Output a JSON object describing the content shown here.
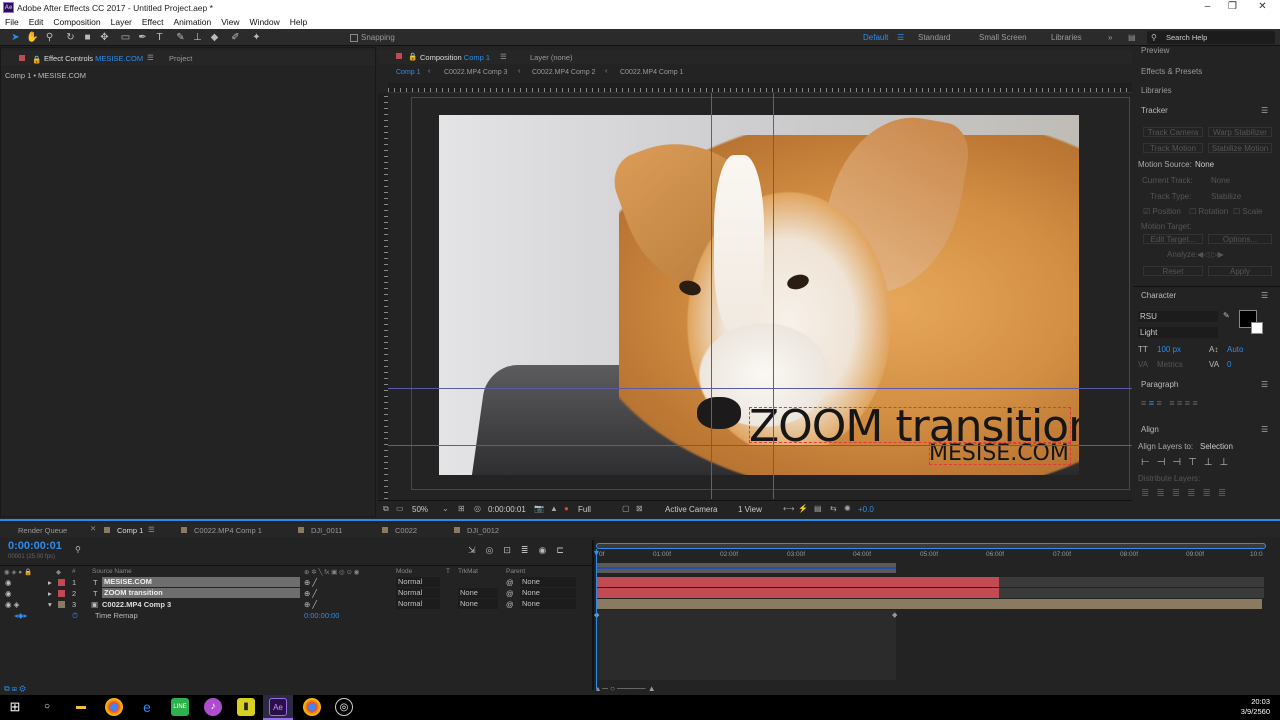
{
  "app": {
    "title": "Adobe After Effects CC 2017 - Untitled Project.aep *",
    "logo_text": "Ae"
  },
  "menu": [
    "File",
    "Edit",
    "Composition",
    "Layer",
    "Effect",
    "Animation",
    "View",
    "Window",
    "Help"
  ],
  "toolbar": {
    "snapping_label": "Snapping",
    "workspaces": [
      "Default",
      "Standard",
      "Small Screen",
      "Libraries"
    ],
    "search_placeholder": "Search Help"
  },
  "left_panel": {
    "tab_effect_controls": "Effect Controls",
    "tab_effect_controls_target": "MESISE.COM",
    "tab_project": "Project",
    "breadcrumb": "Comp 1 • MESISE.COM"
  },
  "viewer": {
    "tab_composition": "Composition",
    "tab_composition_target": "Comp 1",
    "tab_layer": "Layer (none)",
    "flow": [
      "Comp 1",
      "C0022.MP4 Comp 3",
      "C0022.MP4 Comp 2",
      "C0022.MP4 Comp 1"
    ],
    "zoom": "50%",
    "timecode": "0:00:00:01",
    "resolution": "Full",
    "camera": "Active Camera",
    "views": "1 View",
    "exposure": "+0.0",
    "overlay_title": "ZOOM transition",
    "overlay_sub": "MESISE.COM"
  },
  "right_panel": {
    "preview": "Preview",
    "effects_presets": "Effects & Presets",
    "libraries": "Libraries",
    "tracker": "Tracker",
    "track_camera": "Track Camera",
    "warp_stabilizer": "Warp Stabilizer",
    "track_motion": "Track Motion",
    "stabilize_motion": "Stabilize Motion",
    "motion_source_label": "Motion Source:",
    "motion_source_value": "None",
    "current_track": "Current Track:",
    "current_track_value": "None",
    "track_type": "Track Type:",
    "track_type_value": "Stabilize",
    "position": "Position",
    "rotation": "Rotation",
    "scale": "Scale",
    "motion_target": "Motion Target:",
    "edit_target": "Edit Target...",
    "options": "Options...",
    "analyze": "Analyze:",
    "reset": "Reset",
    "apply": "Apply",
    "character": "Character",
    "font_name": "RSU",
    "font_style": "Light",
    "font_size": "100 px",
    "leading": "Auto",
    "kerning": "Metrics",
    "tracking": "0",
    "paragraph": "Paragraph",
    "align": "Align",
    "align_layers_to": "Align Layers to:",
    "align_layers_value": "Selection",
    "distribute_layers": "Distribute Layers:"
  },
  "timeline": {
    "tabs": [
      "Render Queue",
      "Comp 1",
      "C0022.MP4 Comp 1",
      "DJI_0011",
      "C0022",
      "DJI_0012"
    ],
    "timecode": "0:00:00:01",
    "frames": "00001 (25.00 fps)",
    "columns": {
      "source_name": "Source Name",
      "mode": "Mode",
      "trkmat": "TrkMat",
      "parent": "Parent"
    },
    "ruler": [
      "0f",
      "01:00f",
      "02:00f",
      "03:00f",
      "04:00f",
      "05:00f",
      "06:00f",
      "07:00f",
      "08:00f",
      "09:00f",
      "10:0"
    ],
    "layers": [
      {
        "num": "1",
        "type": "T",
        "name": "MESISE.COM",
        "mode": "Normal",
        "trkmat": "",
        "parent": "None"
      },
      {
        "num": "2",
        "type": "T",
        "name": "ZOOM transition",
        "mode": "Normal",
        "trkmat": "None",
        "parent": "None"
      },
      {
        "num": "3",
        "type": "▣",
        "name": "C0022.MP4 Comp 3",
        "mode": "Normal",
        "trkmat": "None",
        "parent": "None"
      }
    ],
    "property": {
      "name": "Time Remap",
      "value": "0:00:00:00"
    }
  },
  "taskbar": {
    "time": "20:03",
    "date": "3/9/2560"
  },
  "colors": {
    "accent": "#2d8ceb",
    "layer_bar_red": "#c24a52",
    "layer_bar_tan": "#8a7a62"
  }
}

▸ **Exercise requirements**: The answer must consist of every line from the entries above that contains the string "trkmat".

▸ **Solution to the exercise**:
      "trkmat": "TrkMat",
        "trkmat": "",
        "trkmat": "None",
        "trkmat": "None",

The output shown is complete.